> **Activity**: Scan the entries below. List each line with "TRANSACTIONS".

---------- Task input

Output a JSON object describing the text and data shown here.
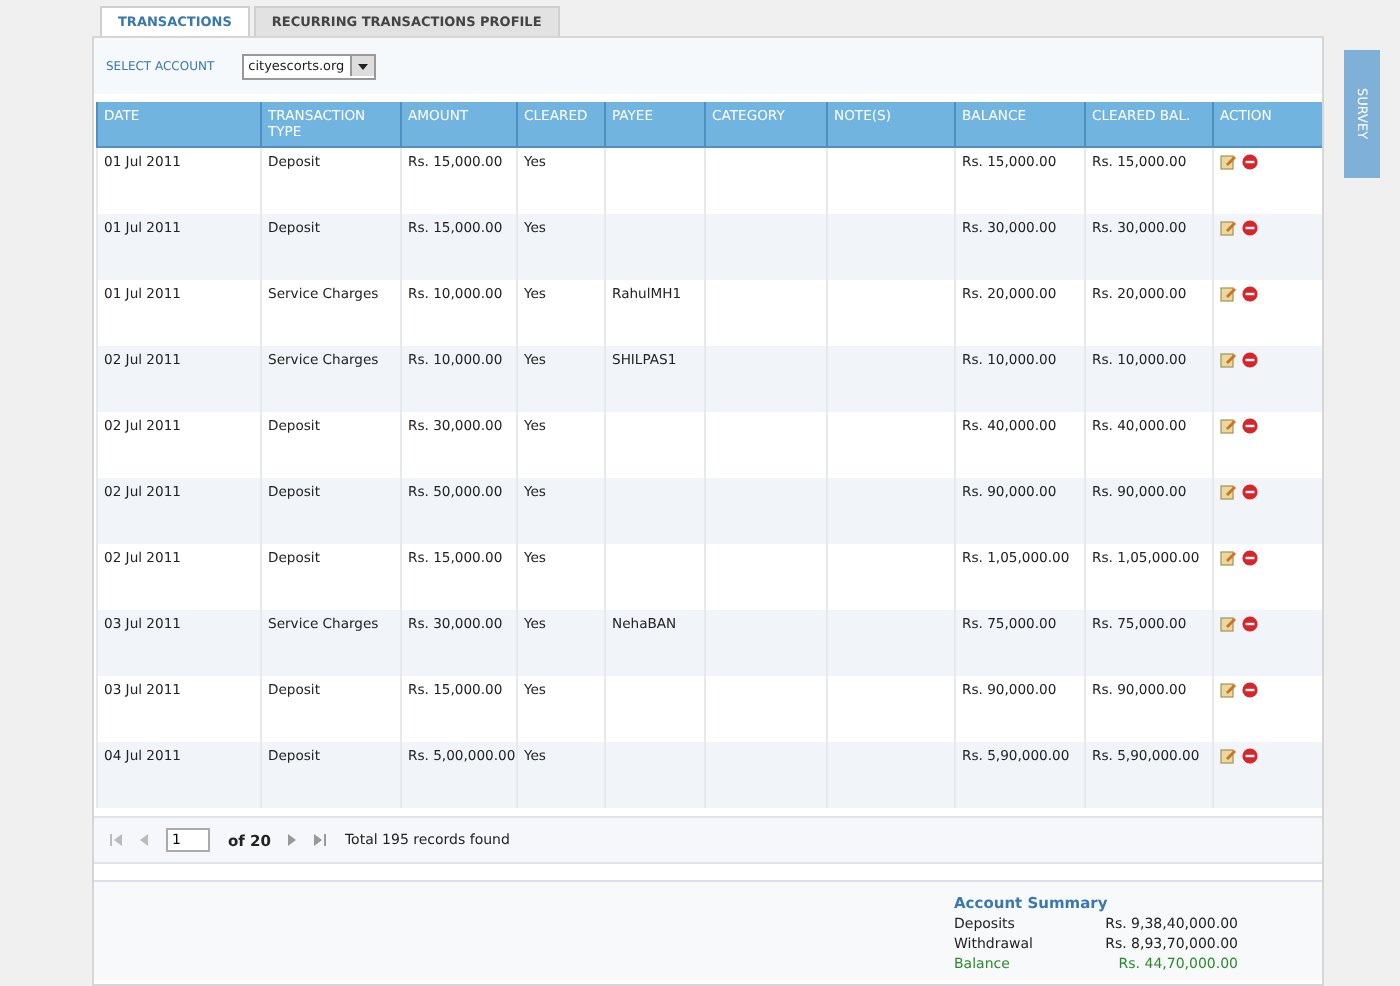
{
  "tabs": [
    {
      "label": "TRANSACTIONS",
      "selected": true
    },
    {
      "label": "RECURRING TRANSACTIONS PROFILE",
      "selected": false
    }
  ],
  "account_select": {
    "label": "SELECT ACCOUNT",
    "value": "cityescorts.org"
  },
  "survey_tab": {
    "label": "SURVEY"
  },
  "table": {
    "columns": [
      "DATE",
      "TRANSACTION TYPE",
      "AMOUNT",
      "CLEARED",
      "PAYEE",
      "CATEGORY",
      "NOTE(S)",
      "BALANCE",
      "CLEARED BAL.",
      "ACTION"
    ],
    "rows": [
      {
        "date": "01 Jul 2011",
        "type": "Deposit",
        "amount": "Rs. 15,000.00",
        "cleared": "Yes",
        "payee": "",
        "balance": "Rs. 15,000.00",
        "cleared_bal": "Rs. 15,000.00"
      },
      {
        "date": "01 Jul 2011",
        "type": "Deposit",
        "amount": "Rs. 15,000.00",
        "cleared": "Yes",
        "payee": "",
        "balance": "Rs. 30,000.00",
        "cleared_bal": "Rs. 30,000.00"
      },
      {
        "date": "01 Jul 2011",
        "type": "Service Charges",
        "amount": "Rs. 10,000.00",
        "cleared": "Yes",
        "payee": "RahulMH1",
        "balance": "Rs. 20,000.00",
        "cleared_bal": "Rs. 20,000.00"
      },
      {
        "date": "02 Jul 2011",
        "type": "Service Charges",
        "amount": "Rs. 10,000.00",
        "cleared": "Yes",
        "payee": "SHILPAS1",
        "balance": "Rs. 10,000.00",
        "cleared_bal": "Rs. 10,000.00"
      },
      {
        "date": "02 Jul 2011",
        "type": "Deposit",
        "amount": "Rs. 30,000.00",
        "cleared": "Yes",
        "payee": "",
        "balance": "Rs. 40,000.00",
        "cleared_bal": "Rs. 40,000.00"
      },
      {
        "date": "02 Jul 2011",
        "type": "Deposit",
        "amount": "Rs. 50,000.00",
        "cleared": "Yes",
        "payee": "",
        "balance": "Rs. 90,000.00",
        "cleared_bal": "Rs. 90,000.00"
      },
      {
        "date": "02 Jul 2011",
        "type": "Deposit",
        "amount": "Rs. 15,000.00",
        "cleared": "Yes",
        "payee": "",
        "balance": "Rs. 1,05,000.00",
        "cleared_bal": "Rs. 1,05,000.00"
      },
      {
        "date": "03 Jul 2011",
        "type": "Service Charges",
        "amount": "Rs. 30,000.00",
        "cleared": "Yes",
        "payee": "NehaBAN",
        "balance": "Rs. 75,000.00",
        "cleared_bal": "Rs. 75,000.00"
      },
      {
        "date": "03 Jul 2011",
        "type": "Deposit",
        "amount": "Rs. 15,000.00",
        "cleared": "Yes",
        "payee": "",
        "balance": "Rs. 90,000.00",
        "cleared_bal": "Rs. 90,000.00"
      },
      {
        "date": "04 Jul 2011",
        "type": "Deposit",
        "amount": "Rs. 5,00,000.00",
        "cleared": "Yes",
        "payee": "",
        "balance": "Rs. 5,90,000.00",
        "cleared_bal": "Rs. 5,90,000.00"
      }
    ]
  },
  "pager": {
    "page": "1",
    "of": "of 20",
    "total": "Total 195 records found"
  },
  "account_summary": {
    "title": "Account Summary",
    "lines": [
      {
        "label": "Deposits",
        "value": "Rs. 9,38,40,000.00",
        "kind": "plain"
      },
      {
        "label": "Withdrawal",
        "value": "Rs. 8,93,70,000.00",
        "kind": "plain"
      },
      {
        "label": "Balance",
        "value": "Rs. 44,70,000.00",
        "kind": "total"
      }
    ]
  }
}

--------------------

> **Answer space**:
      "label": "TRANSACTIONS",
      "label": "RECURRING TRANSACTIONS PROFILE",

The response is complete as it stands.